In this epic narrative history, the first volume in a groundbreaking trilogy on the Great War, acclaimed military historian Nick Lloyd captures the horrific fighting on the Western Front beginning with the surprise German invasion of Belgium in August 1914 and taking us to the Armistice of November 1918.
Drawing on French, British, German, and American sources, Lloyd weaves a kaleidoscopic chronicle of the Marne, Passchendaele, the Meuse-Argonne, and other critical battles, which reverberated across Europe and the wider war. From the trenches where men as young as 17 suffered and died, to the headquarters behind the lines where Generals Haig, Joffre, Hindenburg, and Pershing developed their plans for battle, Lloyd gives us a view of the war both intimate and strategic, putting us amid the mud and smoke while at the same time depicting the larger stakes of every encounter.
15. Blitzed: Drugs in the Third Reich
Author: by Norman Ohler
New York Times Bestseller [A] fascinating, engrossing, often dark history of drug use in the Third Reich. Washington Post The Nazi regime preached an ideology of physical, mental, and moral purity. Yet as Norman Ohler reveals in this gripping new history, the Third Reich was saturated with drugs: cocaine, opiates, and, most of all, methamphetamines, which were consumed by everyone from factory workers to housewives to German soldiers.
In fact, troops were encouraged, and in some cases ordered, to take rations of a form of crystal meththe elevated energy and feelings of invincibility associated with the high even help to account for the breakneck invasion that sealed the fall of France in 1940, as well as other German military victories.
Hitler himself became increasingly dependent on injections of a cocktail of drugsultimately including Eukodal, a cousin of heroinadministered by his personal doctor. Thoroughly researched and rivetingly readable, Blitzed throws light on a history that, until now, has remained in the shadows.Delightfully nuts.
16. The German Genius: Europe's Third Renaissance, the Second Scientific Revolution, and the Twentieth Century
Author: by Peter Watson
June 9, 2010
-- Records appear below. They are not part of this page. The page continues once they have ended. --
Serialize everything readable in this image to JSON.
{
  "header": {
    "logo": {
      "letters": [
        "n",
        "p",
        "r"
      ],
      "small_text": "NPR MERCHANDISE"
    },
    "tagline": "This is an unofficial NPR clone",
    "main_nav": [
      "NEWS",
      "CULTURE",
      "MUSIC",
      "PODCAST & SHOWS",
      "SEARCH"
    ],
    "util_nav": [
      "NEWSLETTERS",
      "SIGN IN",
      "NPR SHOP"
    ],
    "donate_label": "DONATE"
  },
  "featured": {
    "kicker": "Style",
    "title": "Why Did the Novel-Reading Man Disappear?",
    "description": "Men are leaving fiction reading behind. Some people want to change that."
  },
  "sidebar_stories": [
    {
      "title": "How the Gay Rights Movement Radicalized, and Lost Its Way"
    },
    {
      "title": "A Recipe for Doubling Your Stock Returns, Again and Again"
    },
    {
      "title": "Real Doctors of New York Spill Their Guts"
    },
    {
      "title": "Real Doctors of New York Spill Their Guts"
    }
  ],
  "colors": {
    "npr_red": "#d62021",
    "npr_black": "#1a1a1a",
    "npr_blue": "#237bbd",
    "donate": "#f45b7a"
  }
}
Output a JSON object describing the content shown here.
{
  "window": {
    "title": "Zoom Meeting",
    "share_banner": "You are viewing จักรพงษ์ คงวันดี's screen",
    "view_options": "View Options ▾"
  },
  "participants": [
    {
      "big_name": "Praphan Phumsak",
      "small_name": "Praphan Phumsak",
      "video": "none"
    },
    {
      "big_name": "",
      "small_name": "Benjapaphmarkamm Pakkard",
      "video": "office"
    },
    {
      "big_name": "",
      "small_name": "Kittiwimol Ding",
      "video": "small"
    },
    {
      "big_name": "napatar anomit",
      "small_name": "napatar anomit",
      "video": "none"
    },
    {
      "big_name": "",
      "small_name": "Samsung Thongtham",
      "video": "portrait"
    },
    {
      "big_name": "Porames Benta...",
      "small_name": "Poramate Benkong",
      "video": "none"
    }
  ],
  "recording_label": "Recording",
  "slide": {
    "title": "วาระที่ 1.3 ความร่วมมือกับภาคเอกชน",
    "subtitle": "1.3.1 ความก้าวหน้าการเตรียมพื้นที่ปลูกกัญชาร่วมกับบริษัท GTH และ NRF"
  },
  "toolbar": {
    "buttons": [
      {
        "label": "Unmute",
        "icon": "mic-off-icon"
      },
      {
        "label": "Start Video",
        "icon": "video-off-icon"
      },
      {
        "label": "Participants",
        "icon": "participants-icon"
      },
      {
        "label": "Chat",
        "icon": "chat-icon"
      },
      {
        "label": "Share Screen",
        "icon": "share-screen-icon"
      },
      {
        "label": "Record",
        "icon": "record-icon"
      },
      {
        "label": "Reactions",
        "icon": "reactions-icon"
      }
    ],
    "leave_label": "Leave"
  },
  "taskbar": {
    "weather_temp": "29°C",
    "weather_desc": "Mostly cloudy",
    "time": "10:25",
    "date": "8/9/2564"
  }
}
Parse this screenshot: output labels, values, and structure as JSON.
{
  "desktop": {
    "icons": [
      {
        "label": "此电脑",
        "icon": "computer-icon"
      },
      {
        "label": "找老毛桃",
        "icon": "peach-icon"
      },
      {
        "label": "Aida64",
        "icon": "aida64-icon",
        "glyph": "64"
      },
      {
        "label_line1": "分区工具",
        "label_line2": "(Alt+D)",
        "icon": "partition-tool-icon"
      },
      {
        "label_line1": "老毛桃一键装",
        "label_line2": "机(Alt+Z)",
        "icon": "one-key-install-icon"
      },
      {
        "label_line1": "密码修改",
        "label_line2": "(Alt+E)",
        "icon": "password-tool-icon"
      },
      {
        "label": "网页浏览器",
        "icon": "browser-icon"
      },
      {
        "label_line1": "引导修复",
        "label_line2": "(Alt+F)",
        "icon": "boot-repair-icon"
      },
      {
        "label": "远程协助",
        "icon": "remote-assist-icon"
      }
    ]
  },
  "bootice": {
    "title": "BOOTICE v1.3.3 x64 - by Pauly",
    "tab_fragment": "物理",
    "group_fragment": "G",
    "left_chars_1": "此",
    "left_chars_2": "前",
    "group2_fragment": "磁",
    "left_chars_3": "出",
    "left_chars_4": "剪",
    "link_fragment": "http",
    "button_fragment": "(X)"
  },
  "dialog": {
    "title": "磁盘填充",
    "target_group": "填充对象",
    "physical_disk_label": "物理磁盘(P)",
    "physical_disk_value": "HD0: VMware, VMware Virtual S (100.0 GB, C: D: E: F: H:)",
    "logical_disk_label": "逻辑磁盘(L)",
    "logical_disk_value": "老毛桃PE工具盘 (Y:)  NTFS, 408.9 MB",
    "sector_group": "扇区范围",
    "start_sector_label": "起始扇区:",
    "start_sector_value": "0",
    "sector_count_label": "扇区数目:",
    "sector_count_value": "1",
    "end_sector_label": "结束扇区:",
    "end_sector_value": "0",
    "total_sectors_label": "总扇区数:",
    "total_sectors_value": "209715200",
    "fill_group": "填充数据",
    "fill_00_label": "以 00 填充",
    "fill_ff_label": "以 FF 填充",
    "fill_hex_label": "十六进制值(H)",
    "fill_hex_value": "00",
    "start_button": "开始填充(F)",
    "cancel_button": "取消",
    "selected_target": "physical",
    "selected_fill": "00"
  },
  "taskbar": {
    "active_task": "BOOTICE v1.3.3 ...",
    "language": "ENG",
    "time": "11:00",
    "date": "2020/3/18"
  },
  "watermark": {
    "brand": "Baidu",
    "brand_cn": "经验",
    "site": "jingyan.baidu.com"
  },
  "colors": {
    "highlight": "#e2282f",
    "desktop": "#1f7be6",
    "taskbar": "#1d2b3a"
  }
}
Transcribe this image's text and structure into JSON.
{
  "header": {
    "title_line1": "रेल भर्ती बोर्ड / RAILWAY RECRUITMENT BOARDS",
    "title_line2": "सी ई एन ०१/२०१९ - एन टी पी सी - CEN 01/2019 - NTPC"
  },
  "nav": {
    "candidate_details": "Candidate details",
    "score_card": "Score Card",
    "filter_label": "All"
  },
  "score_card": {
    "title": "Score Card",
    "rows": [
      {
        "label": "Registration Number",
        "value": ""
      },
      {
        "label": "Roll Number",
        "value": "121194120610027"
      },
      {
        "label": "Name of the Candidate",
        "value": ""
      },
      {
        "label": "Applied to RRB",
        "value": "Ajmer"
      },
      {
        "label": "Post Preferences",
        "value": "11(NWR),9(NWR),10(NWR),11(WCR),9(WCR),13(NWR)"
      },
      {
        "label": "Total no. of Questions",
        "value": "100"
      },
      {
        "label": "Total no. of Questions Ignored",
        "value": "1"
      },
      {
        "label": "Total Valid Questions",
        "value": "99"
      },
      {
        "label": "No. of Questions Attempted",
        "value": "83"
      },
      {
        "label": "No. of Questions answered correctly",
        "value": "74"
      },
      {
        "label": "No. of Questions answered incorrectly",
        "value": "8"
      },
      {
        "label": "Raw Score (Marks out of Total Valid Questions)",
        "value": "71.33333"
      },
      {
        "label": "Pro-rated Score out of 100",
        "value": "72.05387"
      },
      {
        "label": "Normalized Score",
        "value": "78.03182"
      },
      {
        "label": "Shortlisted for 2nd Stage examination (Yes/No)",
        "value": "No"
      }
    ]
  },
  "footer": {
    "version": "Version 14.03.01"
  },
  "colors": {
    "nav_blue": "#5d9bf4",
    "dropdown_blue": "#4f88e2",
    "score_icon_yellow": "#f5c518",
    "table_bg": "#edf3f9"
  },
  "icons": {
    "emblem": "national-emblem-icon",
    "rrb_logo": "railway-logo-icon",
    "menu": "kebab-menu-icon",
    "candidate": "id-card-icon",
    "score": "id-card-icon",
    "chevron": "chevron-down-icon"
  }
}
The German Genius is a virtuoso cultural history of German ideas and influence, from 1750 to the present day, by acclaimed historian Peter Watson (Making of the Modern Mind, Ideas). From Bach, Goethe, and Schopenhauer to Nietzsche, Freud, and Einstein, from the arts and humanities to science and philosophy, The German Genius is a lively and accessible review of over 250 years of German intellectual history.
In the process, it explains the devastating effects of World War II, which transformed a vibrant and brilliantly artistic culture into a vehicle of warfare and destruction, and it shows how the German culture advanced in the war’s aftermath.